With Euan Macleod based in Sydney and Gregory O’Brien in Wellington,
the collaborative paintings the two artists have created over the past decade are a continuation
of a trans-Tasman conversation which began in 2009 when O’Brien was writing a monograph
on Macleod’s art. Upon the publication of Euan Macleod—the painter in the painting (Piper Press, 2010) the exchange of ideas between the two migrated to what would soon become an ongoing series of collaborative works on canvas and paper.

At times painting in the same room, at other times in different countries,
Macleod and O’Brien relish their divergent approaches to art-making. As
O’Brien writes, the collaborations set ‘a painterly manner (Euan’s)
alongside my graphic approach, which is probably closer to drawing than
painting. Whereas Euan conjures movement, my image-making is static;
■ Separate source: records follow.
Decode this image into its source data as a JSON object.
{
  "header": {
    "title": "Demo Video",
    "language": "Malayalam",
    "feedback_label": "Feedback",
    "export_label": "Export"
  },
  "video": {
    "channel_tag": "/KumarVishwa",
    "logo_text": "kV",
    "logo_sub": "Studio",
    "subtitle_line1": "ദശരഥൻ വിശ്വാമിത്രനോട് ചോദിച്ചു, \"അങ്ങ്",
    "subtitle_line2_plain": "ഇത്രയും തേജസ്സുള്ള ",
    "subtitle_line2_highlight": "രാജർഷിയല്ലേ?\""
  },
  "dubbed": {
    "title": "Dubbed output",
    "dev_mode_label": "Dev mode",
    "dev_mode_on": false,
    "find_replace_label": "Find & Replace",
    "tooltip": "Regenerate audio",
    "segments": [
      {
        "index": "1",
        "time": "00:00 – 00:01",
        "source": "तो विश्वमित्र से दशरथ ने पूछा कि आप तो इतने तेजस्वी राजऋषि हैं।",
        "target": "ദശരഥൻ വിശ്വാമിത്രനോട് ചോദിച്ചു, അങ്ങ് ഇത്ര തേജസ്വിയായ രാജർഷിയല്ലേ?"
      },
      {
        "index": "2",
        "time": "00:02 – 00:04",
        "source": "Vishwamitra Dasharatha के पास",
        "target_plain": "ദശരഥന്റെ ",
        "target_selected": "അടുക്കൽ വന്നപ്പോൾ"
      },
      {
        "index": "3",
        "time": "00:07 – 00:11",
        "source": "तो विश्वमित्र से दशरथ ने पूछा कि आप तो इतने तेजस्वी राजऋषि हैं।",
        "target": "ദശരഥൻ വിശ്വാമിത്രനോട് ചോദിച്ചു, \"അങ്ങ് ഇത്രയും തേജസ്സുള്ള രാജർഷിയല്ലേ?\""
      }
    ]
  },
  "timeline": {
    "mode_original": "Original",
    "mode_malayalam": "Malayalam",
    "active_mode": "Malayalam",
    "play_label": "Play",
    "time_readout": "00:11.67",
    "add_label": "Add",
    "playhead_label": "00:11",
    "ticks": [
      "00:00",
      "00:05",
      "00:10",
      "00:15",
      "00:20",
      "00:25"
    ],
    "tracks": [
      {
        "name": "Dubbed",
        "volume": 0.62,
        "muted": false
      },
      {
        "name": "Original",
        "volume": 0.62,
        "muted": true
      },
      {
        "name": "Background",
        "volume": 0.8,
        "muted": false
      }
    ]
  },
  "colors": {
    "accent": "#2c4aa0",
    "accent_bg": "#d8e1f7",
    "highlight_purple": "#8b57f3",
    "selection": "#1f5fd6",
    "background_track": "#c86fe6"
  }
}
his work is visceral, mine cerebral. Such contradictions fuel our ongoing
project, forcing both of us to step outside our comfort zone.’
Between 2011 and 2022, the two artists travelled to locations ranging from
Waiheke Island and the Bay of Plenty to Alexandra and Gore. The
resulting images are meditations on provincial, often far-flung places. Yet
these gleanings of ‘local knowledge’ also look outwards to broader
concerns. As the Irish writer Patrick Kavanagh put it, local realities such as
the small town or parish should not be thought of as ‘a perimeter’ but as
‘an aperture: a space through which the world can be seen’. From the
vantage point of these paintings, we are constantly aware of processes of
climate change, environmental degradation and the often vexed
relationship between humanity and its environment.